Under its plan to end homelessness [15], meanwhile, the city averaged about 325 units of permament supportive housing a year over the past decade.

With numbers like these, you’d need a compelling reason to tear down 648 potentially habitable units – especially when community members oppose the demolition, as scores of Altgeld residents made very clear at the CHA’s hearing on its annual plan last month.

CHI has charged that CHA has a deliberate policy of limiting and reducing public housing populations in order to reduce its legal obligation to provide replacement housing in communities slated for redevelopment.  Previously CHI revealed that thousands of habitable units are kept vacant by CHA — and under a special arrangement dating to the start of the Plan for Transformation, HUD operating subsidies continue to flow to units whether they’re occupied or not.

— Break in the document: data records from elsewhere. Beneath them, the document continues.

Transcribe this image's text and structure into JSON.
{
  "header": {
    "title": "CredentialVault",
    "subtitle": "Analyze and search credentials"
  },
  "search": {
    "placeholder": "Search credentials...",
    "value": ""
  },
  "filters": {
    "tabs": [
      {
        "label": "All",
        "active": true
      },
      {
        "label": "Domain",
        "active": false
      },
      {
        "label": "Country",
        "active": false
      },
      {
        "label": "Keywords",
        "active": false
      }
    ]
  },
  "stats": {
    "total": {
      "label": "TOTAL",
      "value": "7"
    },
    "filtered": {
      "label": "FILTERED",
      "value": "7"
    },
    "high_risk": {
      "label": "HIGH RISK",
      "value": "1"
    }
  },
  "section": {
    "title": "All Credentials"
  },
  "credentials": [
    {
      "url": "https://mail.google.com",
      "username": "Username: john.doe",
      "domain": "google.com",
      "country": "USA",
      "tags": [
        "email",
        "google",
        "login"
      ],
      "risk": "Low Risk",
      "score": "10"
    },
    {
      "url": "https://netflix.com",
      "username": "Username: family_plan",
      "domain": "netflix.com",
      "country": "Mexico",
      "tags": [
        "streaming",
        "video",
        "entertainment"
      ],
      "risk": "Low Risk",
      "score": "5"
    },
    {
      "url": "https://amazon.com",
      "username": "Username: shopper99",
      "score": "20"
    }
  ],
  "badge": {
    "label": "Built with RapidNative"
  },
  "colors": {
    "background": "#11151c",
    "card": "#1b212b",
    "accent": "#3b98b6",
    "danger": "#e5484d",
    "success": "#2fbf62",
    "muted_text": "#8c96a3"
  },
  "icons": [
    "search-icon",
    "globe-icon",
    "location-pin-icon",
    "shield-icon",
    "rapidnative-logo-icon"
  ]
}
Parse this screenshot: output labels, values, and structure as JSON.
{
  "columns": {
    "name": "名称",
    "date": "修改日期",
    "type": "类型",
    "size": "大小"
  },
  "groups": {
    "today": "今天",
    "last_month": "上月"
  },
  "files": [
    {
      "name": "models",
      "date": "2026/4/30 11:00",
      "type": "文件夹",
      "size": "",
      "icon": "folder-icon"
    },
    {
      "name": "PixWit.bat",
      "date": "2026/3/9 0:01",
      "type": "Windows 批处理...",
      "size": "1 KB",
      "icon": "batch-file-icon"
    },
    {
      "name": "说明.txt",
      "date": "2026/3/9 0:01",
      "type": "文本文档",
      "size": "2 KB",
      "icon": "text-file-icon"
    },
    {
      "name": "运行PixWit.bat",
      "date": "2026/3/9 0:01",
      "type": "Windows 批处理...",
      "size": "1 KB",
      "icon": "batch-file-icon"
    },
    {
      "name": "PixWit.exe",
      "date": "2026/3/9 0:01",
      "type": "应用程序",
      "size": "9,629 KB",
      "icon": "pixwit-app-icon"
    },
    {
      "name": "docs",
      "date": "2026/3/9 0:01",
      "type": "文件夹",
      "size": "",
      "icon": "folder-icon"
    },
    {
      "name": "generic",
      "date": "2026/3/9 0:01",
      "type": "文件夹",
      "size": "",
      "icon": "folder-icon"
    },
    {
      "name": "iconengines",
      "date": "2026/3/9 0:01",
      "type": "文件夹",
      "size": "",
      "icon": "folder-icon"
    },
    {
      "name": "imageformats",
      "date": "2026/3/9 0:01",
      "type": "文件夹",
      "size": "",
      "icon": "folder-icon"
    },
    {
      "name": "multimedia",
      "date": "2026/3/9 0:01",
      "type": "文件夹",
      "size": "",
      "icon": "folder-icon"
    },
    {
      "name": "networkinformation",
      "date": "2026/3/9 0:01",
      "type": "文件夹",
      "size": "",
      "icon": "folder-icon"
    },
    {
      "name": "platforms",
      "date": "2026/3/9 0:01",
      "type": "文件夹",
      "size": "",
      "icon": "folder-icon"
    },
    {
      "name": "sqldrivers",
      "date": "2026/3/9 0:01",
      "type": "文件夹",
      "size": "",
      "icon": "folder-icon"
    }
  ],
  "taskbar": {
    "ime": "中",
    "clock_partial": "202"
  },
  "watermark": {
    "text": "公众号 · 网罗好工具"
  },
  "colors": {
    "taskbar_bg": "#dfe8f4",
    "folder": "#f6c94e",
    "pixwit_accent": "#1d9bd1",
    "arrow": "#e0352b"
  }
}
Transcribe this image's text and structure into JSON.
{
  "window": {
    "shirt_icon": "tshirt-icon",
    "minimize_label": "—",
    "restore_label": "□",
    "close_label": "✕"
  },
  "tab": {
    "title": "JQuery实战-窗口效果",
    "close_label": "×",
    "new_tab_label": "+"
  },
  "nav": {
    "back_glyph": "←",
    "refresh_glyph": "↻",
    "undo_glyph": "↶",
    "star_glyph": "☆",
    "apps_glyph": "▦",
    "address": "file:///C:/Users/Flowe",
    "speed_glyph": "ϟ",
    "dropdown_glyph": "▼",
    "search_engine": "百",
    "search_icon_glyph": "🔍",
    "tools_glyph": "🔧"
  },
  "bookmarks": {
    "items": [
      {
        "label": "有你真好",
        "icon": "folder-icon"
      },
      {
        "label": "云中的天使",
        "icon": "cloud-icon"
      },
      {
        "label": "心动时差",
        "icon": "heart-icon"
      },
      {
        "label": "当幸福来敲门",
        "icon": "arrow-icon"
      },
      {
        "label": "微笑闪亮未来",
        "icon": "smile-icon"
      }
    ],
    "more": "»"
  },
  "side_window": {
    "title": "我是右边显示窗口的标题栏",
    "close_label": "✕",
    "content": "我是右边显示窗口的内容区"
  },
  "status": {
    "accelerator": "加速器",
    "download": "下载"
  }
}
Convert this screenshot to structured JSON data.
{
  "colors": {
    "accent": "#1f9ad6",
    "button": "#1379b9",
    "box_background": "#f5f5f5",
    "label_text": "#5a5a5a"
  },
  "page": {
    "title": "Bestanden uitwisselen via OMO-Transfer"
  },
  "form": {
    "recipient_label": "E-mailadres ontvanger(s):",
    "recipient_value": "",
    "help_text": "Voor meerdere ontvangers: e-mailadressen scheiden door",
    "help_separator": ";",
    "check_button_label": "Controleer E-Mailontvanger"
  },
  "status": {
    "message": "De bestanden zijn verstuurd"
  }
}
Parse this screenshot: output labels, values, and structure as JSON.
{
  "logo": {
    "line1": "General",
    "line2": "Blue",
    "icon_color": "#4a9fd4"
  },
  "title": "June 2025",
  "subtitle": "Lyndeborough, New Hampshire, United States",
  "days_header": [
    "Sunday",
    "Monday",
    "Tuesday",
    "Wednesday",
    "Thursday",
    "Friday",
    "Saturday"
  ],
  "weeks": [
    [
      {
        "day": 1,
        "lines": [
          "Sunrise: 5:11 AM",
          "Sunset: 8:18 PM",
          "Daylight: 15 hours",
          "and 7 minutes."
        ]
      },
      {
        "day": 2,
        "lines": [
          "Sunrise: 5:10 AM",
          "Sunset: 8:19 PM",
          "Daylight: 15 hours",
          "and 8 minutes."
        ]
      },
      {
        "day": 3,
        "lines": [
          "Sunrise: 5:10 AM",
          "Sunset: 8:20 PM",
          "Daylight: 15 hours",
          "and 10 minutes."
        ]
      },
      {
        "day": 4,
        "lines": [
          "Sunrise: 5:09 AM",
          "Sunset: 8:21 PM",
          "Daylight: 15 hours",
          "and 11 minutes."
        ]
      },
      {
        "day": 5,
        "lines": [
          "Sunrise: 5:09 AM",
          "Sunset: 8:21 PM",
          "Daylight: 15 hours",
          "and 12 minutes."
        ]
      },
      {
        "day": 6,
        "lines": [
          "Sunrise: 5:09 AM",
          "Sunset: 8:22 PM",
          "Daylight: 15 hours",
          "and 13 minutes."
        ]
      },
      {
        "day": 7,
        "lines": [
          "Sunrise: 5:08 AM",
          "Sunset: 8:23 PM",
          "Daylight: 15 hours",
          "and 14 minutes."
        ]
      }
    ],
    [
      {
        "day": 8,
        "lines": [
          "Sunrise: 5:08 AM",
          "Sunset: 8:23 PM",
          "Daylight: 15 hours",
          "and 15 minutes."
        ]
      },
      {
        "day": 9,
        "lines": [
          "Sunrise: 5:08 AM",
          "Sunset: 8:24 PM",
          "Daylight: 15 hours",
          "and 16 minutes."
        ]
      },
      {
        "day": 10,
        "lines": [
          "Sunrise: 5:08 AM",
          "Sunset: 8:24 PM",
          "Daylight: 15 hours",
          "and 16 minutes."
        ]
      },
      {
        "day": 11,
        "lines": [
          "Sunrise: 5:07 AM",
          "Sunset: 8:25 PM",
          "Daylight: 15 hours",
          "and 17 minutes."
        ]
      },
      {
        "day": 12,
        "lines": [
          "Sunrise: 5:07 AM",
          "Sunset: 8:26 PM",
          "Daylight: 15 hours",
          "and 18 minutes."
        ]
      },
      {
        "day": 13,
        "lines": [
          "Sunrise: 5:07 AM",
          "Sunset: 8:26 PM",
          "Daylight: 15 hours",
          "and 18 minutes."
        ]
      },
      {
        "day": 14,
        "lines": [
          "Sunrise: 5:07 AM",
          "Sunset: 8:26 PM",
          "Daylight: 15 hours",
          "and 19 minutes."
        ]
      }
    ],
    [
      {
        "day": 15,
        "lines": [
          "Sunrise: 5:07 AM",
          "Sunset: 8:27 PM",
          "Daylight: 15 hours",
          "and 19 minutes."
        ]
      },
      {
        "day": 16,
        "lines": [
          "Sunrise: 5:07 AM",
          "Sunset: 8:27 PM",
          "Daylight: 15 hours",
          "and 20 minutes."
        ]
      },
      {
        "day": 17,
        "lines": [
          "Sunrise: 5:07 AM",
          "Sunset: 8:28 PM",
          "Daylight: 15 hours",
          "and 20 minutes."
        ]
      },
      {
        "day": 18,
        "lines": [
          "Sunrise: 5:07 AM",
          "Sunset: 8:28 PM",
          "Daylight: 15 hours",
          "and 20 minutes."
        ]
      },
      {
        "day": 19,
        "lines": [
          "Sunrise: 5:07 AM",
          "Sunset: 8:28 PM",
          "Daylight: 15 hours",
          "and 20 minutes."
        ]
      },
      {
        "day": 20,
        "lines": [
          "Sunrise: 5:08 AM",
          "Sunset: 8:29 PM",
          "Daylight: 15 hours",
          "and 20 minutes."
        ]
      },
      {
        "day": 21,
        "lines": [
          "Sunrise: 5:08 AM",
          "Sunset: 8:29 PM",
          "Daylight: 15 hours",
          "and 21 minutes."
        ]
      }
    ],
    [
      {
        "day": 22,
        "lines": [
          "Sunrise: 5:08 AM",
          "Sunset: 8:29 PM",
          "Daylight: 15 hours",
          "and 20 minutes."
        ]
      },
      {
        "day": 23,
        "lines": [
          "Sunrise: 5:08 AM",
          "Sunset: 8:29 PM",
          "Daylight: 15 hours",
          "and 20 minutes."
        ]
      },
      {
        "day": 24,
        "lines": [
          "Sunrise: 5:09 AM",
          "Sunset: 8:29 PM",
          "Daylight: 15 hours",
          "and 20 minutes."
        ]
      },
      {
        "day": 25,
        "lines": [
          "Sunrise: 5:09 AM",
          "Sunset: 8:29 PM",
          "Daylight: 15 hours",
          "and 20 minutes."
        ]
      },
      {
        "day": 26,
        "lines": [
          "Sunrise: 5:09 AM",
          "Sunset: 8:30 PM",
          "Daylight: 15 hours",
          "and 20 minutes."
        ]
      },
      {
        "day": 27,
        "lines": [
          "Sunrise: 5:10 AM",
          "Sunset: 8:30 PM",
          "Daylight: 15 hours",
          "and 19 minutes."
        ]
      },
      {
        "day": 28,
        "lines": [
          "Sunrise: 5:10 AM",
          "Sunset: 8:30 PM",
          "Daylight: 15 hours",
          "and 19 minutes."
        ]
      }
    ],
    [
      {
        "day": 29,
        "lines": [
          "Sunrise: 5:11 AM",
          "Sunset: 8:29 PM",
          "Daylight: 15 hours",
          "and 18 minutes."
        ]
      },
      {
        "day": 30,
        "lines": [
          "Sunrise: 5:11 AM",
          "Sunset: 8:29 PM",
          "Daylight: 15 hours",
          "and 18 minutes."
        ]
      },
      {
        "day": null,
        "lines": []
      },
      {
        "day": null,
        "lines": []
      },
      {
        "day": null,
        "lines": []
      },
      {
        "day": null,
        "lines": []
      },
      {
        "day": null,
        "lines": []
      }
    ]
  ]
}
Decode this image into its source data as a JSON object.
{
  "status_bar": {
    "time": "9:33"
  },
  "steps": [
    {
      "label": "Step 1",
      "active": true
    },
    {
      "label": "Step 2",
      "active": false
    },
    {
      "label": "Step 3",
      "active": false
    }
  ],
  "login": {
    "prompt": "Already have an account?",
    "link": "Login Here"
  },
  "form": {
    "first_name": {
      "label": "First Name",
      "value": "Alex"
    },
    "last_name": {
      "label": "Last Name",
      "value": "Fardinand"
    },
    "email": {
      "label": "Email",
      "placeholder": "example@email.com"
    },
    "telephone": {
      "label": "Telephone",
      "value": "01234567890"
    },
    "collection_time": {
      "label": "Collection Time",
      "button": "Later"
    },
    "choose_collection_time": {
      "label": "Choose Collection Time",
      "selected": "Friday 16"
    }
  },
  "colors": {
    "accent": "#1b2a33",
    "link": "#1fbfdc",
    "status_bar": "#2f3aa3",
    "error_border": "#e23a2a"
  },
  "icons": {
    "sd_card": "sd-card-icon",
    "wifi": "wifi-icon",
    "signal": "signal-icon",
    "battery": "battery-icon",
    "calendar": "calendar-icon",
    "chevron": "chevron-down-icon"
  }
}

Now CHI has uncovered evidence that HUD continues to provide tens of millions of dollars in capital subsidies for units that have been demolished.  The money is supposed to fund replacement housing, but there are no reporting requirements and no requirements for specific numbers of units delivered in specific time periods, Levinger said.

“It’s yet another ill-defined funding stream,” she said.  “It’s a lot of dollars with no strings.”

According to CHI, in 2011 CHA received $39 million in capital funding for units that had been demolished, some years earlier.

“CHA could demolish 648 units at Altgeld and get [capital] dollars for the next ten years, at the same level they got while [the properties] were standing, and never spend that money – and nobody at HUD would bat an eye,” Levinger said.